  1. Wayne says:

    Good post on the traffic side of the subject, but at the same time, your post is so lame knocking down Entrecard. Sure there’s much I don’t like about Entrecard, but if you use any system long enough, your going to find something you don’t like about it.
    Everything is not about traffic and making the dollar bill. And if you live long enough, one day you will understand that too.
    I use Entrecard and I will keep using it. Some want to say it’s nothing more than ‘click gatherers’. Well, may be a lot of them, but there is also such thing as friends there. People I have met that I know I wouldn’t have using any other system. And before you say yes they are friends because I have a widget to click, your wrong about that! I did leave it for a couple of months and much of the same traffic/same people still kept coming by my blog.
    So I’d say Entrecard is much more than a traffic builder and ‘click gatherers’. It’s a lot about meeting friends. And god knows we all will one day need to know at least 6 friends. IF your old enough to understand that statement!
    Now, if this has to be approved, I’d bet it won’t be, but I had to have my say. ;)
    Good day to ya!

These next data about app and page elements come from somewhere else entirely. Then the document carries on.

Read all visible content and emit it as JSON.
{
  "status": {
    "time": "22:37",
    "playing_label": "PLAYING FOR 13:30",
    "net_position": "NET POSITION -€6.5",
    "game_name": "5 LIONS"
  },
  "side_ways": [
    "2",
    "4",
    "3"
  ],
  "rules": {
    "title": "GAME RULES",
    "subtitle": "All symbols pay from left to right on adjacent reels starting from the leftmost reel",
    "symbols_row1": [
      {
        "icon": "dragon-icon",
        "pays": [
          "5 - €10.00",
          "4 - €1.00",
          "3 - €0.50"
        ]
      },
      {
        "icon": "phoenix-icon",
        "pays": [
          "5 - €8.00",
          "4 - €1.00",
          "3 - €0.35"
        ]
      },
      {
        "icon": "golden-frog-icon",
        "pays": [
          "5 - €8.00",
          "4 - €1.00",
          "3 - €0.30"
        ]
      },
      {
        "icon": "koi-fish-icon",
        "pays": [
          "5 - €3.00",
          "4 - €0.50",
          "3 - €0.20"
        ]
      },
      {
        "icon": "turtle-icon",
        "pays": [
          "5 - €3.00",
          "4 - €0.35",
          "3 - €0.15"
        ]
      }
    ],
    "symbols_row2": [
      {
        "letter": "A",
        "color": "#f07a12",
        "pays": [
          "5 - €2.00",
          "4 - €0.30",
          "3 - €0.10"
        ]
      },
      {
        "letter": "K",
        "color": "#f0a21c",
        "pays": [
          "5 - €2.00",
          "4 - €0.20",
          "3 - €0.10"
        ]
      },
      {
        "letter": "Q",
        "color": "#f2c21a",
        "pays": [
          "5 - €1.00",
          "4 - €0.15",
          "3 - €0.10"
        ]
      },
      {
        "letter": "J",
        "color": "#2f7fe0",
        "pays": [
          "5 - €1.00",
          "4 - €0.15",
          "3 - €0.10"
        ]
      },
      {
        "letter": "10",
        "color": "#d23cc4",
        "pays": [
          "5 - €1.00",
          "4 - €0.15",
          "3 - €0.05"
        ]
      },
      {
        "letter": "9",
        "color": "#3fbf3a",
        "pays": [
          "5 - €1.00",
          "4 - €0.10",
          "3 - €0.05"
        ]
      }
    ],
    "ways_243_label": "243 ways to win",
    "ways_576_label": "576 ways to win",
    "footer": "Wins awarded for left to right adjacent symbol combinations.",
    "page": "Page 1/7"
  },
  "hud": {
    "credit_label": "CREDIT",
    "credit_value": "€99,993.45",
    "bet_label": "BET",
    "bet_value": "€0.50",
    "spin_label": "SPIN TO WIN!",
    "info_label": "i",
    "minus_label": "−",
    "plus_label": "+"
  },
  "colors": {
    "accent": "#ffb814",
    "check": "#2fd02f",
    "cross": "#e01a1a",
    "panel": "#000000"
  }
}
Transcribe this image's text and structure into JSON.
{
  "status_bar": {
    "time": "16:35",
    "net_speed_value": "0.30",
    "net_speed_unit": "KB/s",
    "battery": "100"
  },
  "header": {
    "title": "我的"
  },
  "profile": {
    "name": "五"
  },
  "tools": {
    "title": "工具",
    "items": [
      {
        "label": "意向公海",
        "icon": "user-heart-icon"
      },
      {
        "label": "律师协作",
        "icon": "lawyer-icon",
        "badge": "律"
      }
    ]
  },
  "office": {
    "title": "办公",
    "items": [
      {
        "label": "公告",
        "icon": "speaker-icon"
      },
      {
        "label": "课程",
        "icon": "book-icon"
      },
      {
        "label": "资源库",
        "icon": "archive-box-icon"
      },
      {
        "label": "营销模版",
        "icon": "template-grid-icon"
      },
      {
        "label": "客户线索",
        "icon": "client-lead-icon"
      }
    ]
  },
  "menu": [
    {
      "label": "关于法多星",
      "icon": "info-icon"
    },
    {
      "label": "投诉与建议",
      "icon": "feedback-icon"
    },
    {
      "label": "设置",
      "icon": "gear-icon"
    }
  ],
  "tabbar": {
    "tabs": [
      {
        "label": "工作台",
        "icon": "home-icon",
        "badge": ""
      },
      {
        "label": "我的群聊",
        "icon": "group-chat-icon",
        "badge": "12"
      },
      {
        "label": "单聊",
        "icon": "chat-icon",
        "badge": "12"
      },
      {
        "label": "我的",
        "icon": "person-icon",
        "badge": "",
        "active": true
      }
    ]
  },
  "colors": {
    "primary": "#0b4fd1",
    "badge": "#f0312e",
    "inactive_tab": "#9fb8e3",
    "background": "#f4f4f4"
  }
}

  2. Alvin Lim says:

    My blog is about 3 months old and I have come to 6th stage before because I didn’t put much effort on it. So, I have come alive again and my blog is growing.

    I use Entrecard and I like it also. It is a good tool to promote new blog to the blogosphere. I learn many knowledge from the annonymous blog I visited at there.

  3. Haha says:

    Hehehe,i’m looking this post,it is rather old tho,but can’t believe…like you were peaking over my shoulder…I was walking this path,and at point 6,my blog was a mess,and it still is :D And I love it just the way it is. It has a steady 100 visits a day,but inspiration is the greatest problem….